━━━━━ Data records ━━━━━

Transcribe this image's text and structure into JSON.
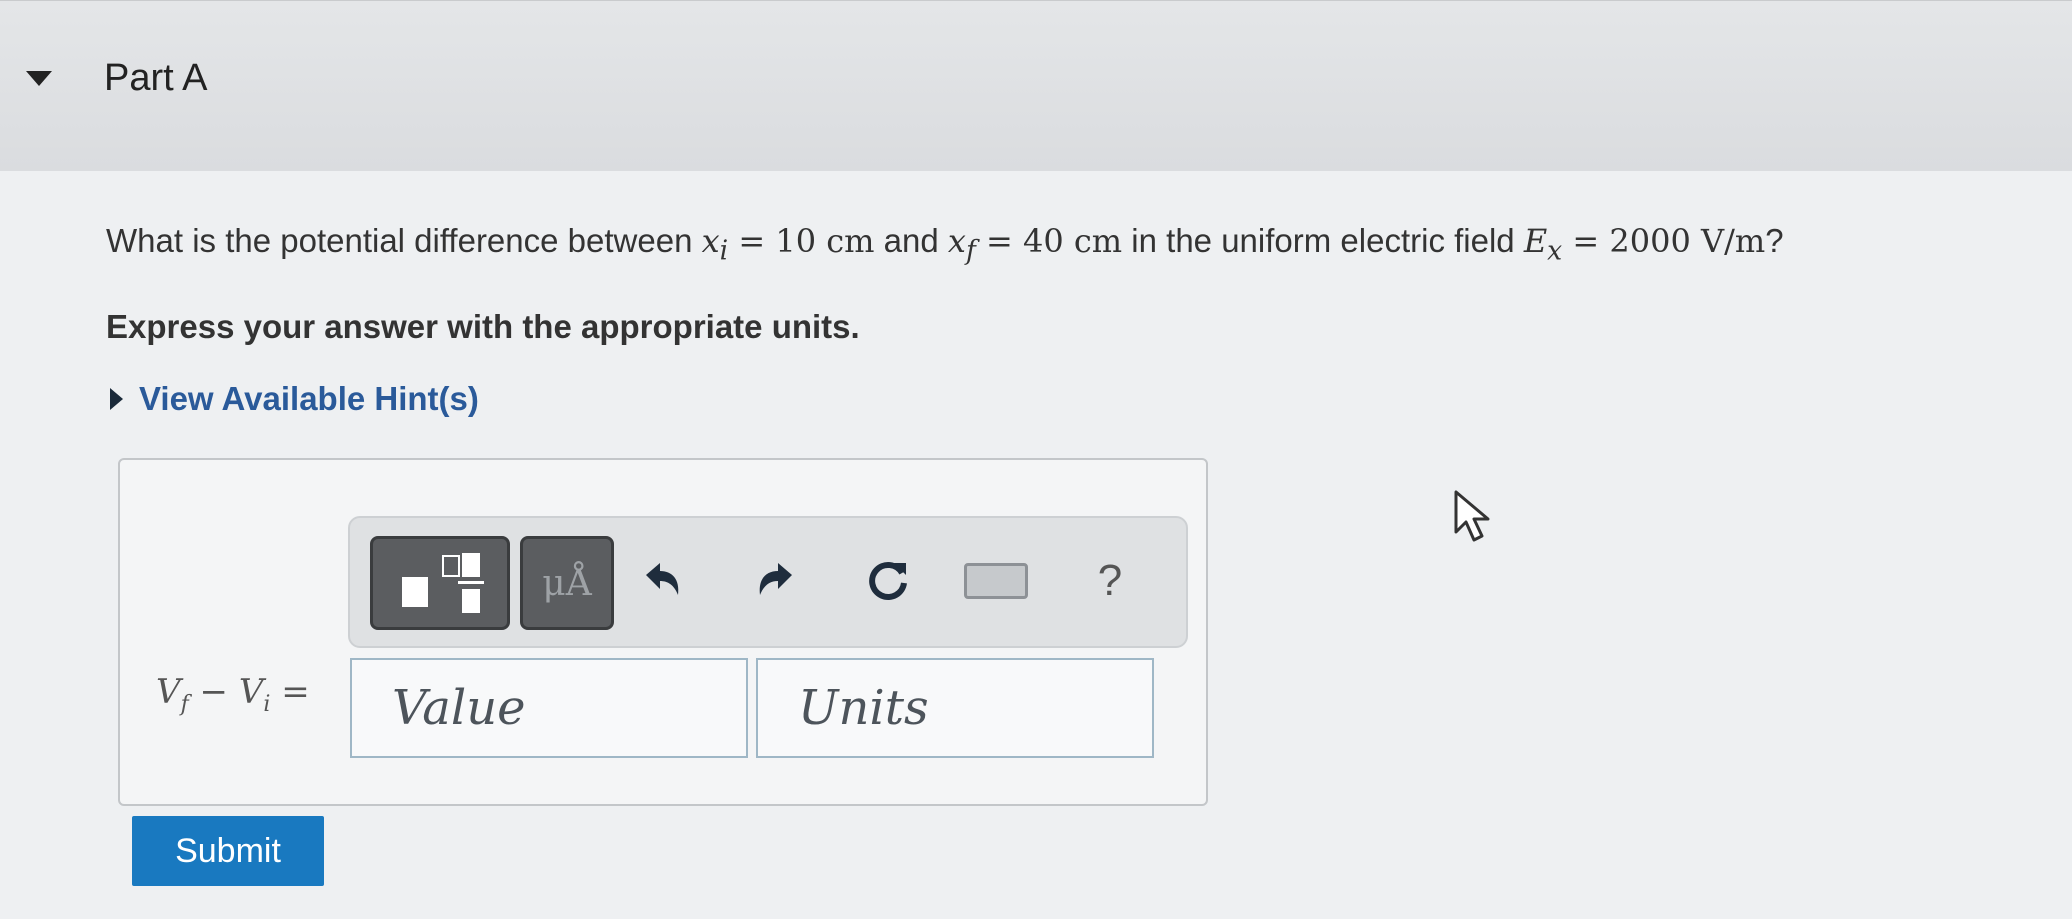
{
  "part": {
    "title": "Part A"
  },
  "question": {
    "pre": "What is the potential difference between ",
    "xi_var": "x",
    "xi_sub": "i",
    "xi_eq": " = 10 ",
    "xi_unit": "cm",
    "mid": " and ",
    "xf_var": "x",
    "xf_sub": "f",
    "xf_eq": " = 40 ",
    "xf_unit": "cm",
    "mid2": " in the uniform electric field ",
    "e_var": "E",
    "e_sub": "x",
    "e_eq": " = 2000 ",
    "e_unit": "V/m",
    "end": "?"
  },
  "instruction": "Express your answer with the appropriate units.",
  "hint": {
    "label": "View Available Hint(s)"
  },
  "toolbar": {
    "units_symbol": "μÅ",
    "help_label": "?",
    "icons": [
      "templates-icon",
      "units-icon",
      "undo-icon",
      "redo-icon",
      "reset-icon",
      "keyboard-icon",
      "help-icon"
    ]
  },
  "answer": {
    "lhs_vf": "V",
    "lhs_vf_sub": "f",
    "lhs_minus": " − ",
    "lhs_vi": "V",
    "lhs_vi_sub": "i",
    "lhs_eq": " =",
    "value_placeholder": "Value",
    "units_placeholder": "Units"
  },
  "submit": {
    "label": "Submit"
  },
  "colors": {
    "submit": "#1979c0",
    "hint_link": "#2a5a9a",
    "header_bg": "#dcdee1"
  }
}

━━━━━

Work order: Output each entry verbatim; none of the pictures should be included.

Task output:
Transcribe this image's text and structure into JSON.
{
  "part": {
    "title": "Part A"
  },
  "question": {
    "pre": "What is the potential difference between ",
    "xi_var": "x",
    "xi_sub": "i",
    "xi_eq": " = 10 ",
    "xi_unit": "cm",
    "mid": " and ",
    "xf_var": "x",
    "xf_sub": "f",
    "xf_eq": " = 40 ",
    "xf_unit": "cm",
    "mid2": " in the uniform electric field ",
    "e_var": "E",
    "e_sub": "x",
    "e_eq": " = 2000 ",
    "e_unit": "V/m",
    "end": "?"
  },
  "instruction": "Express your answer with the appropriate units.",
  "hint": {
    "label": "View Available Hint(s)"
  },
  "toolbar": {
    "units_symbol": "μÅ",
    "help_label": "?",
    "icons": [
      "templates-icon",
      "units-icon",
      "undo-icon",
      "redo-icon",
      "reset-icon",
      "keyboard-icon",
      "help-icon"
    ]
  },
  "answer": {
    "lhs_vf": "V",
    "lhs_vf_sub": "f",
    "lhs_minus": " − ",
    "lhs_vi": "V",
    "lhs_vi_sub": "i",
    "lhs_eq": " =",
    "value_placeholder": "Value",
    "units_placeholder": "Units"
  },
  "submit": {
    "label": "Submit"
  },
  "colors": {
    "submit": "#1979c0",
    "hint_link": "#2a5a9a",
    "header_bg": "#dcdee1"
  }
}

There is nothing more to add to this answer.